Having read Orthodoxy, and being most of the way through Heretics, I find myself more and more puzzled why Chesterton is believed by some at least to be a profound thinker. He was certainly clever and could be witty, but if these particular books are any indication his was not a rigorous mind, and his treatment of positions he opposed seems breezy and even careless.
His sentences are almost all declarative. He states; he neither argues nor explains. Rhetorically, he seems to have been something of a one-trick-pony. He sets forth an idea or makes a statement, and then, thoughtfully, repeats it--at least three times, in my experience--for our benefit but in different ways. This becomes grating. Reading him is somewhat like listening to a speech by the Reverend Jesse Jackson.
I find myself sympathizing with his view that ancient paganism was misunderstood and romaticized by many. I think he is correct in maintaining that the pagans of the west were not the joyous, care-free exponents of life they were made out to be by some, and that they were in certain respects more sensible than we are today. His belief that we are unable to be as sensible as they were, though, stikes me as odd, and his claim that we cannot be because of Christianity seems even odder. He appears to maintain that there was no real joy in life until Christianity arrived on the scene, and that since its arrival and because of it we can now, finally, be joyous; in fact, we are or at least should be so joyous that we cannot be sensible. As usual, he doesn't bother to explain this view in anything resembling detail. An example or two would be useful. In all honesty, the Church I grew up in was not particularly fun-loving. And, Christ as portrayed in the Gospels can be described in many different ways, but "jolly" isn't one of them. When the Church began to preach Happy Jesus, as it were, in the 1960s instead of fiendishly-tortured-and-killed-because-of-our-sins Jesus, it was hard not to think that it was engaged in some kind of involved practical joke.
I know monks and priests were often described by some authors in the past as being roguish and delighting in drink and women, but I suspect this isn't the sort of thing Chesteron intends to reference in his claim that Christians are a much happier group generally than non-Christians. Just what he intends is unclear. He contrasts what he claims are pagan virtues, such as justice, with what he claims are Christian virtues which turn out to be, unsurprisingly, faith, hope and charity. His description of these Christian virtues, however, is rather extreme. Christian hope is a hope which exists only when things are hopeless; Christian charity is foregiveness of that which cannot be foregiven. Pagans, apparently, were too sensible to go to such extremes. I think I must be as well.

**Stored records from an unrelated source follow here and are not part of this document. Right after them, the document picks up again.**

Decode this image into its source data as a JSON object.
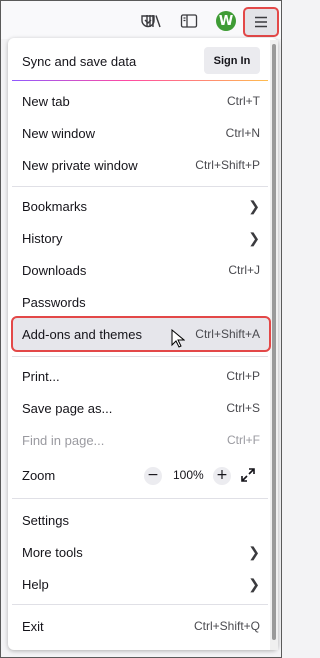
{
  "toolbar": {
    "icons": [
      "pocket-icon",
      "library-icon",
      "sidebar-icon",
      "extension-icon",
      "hamburger-menu-icon"
    ],
    "extension_letter": "W",
    "extension_color": "#3f9c35",
    "highlight_color": "#e34848"
  },
  "sync": {
    "label": "Sync and save data",
    "button": "Sign In"
  },
  "menu": {
    "new_tab": {
      "label": "New tab",
      "shortcut": "Ctrl+T"
    },
    "new_window": {
      "label": "New window",
      "shortcut": "Ctrl+N"
    },
    "new_private": {
      "label": "New private window",
      "shortcut": "Ctrl+Shift+P"
    },
    "bookmarks": {
      "label": "Bookmarks"
    },
    "history": {
      "label": "History"
    },
    "downloads": {
      "label": "Downloads",
      "shortcut": "Ctrl+J"
    },
    "passwords": {
      "label": "Passwords"
    },
    "addons": {
      "label": "Add-ons and themes",
      "shortcut": "Ctrl+Shift+A"
    },
    "print": {
      "label": "Print...",
      "shortcut": "Ctrl+P"
    },
    "save_page": {
      "label": "Save page as...",
      "shortcut": "Ctrl+S"
    },
    "find": {
      "label": "Find in page...",
      "shortcut": "Ctrl+F"
    },
    "zoom": {
      "label": "Zoom",
      "minus": "−",
      "value": "100%",
      "plus": "+"
    },
    "settings": {
      "label": "Settings"
    },
    "more_tools": {
      "label": "More tools"
    },
    "help": {
      "label": "Help"
    },
    "exit": {
      "label": "Exit",
      "shortcut": "Ctrl+Shift+Q"
    }
  }
}
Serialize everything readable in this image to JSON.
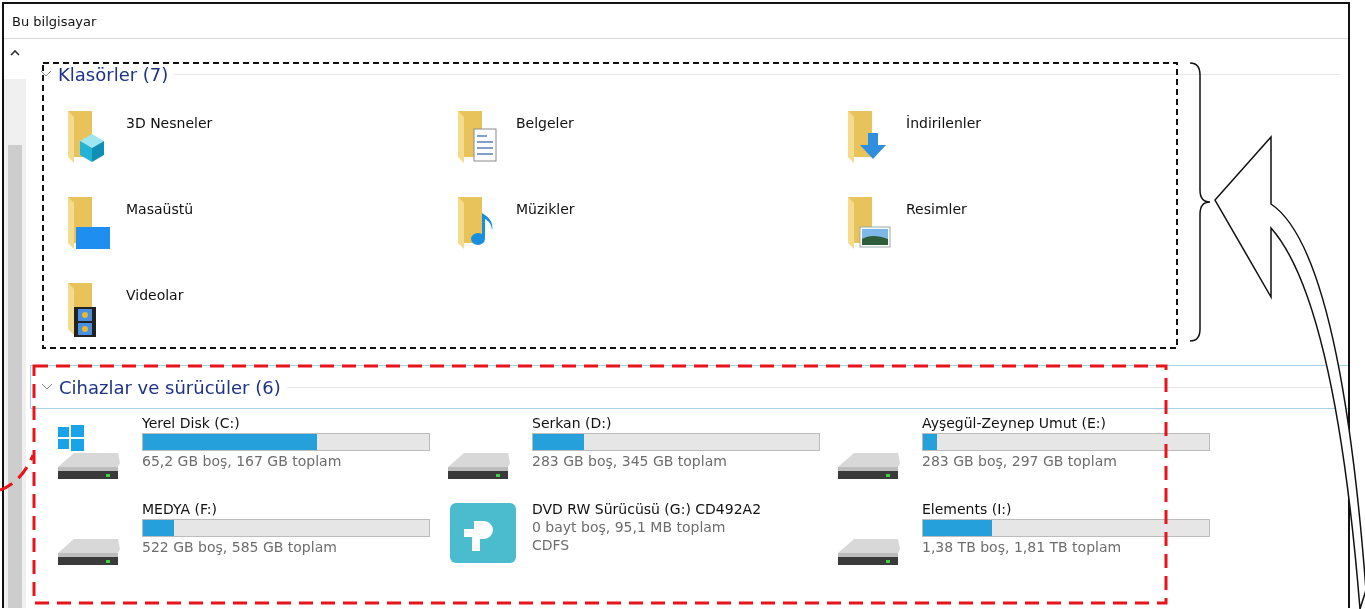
{
  "window": {
    "title": "Bu bilgisayar"
  },
  "folders_section": {
    "title": "Klasörler (7)",
    "expanded": true,
    "items": [
      {
        "name": "3D Nesneler",
        "kind": "objects3d"
      },
      {
        "name": "Belgeler",
        "kind": "documents"
      },
      {
        "name": "İndirilenler",
        "kind": "downloads"
      },
      {
        "name": "Masaüstü",
        "kind": "desktop"
      },
      {
        "name": "Müzikler",
        "kind": "music"
      },
      {
        "name": "Resimler",
        "kind": "pictures"
      },
      {
        "name": "Videolar",
        "kind": "videos"
      }
    ]
  },
  "drives_section": {
    "title": "Cihazlar ve sürücüler (6)",
    "expanded": true,
    "items": [
      {
        "name": "Yerel Disk (C:)",
        "kind": "system",
        "level": 0.61,
        "detail": "65,2 GB boş, 167 GB toplam"
      },
      {
        "name": "Serkan (D:)",
        "kind": "drive",
        "level": 0.18,
        "detail": "283 GB boş, 345 GB toplam"
      },
      {
        "name": "Ayşegül-Zeynep Umut (E:)",
        "kind": "drive",
        "level": 0.05,
        "detail": "283 GB boş, 297 GB toplam"
      },
      {
        "name": "MEDYA (F:)",
        "kind": "drive",
        "level": 0.11,
        "detail": "522 GB boş, 585 GB toplam"
      },
      {
        "name": "DVD RW Sürücüsü (G:) CD492A2",
        "kind": "optical",
        "detail": "0 bayt boş, 95,1 MB toplam",
        "filesystem": "CDFS"
      },
      {
        "name": "Elements (I:)",
        "kind": "drive",
        "level": 0.24,
        "detail": "1,38 TB boş, 1,81 TB toplam"
      }
    ]
  }
}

Reading him, I can't help but get the feeling that he felt he was writing only for other Chestertons, or at least for those he believed would know already what he sought to convey. It's difficult to otherwise understand such a cavalier approach to disputation. This doesn't make much sense, though, in one who felt he was engaged in a contest with the increasing popularity of materialistic modernism, and one expects more from him--at least, I do.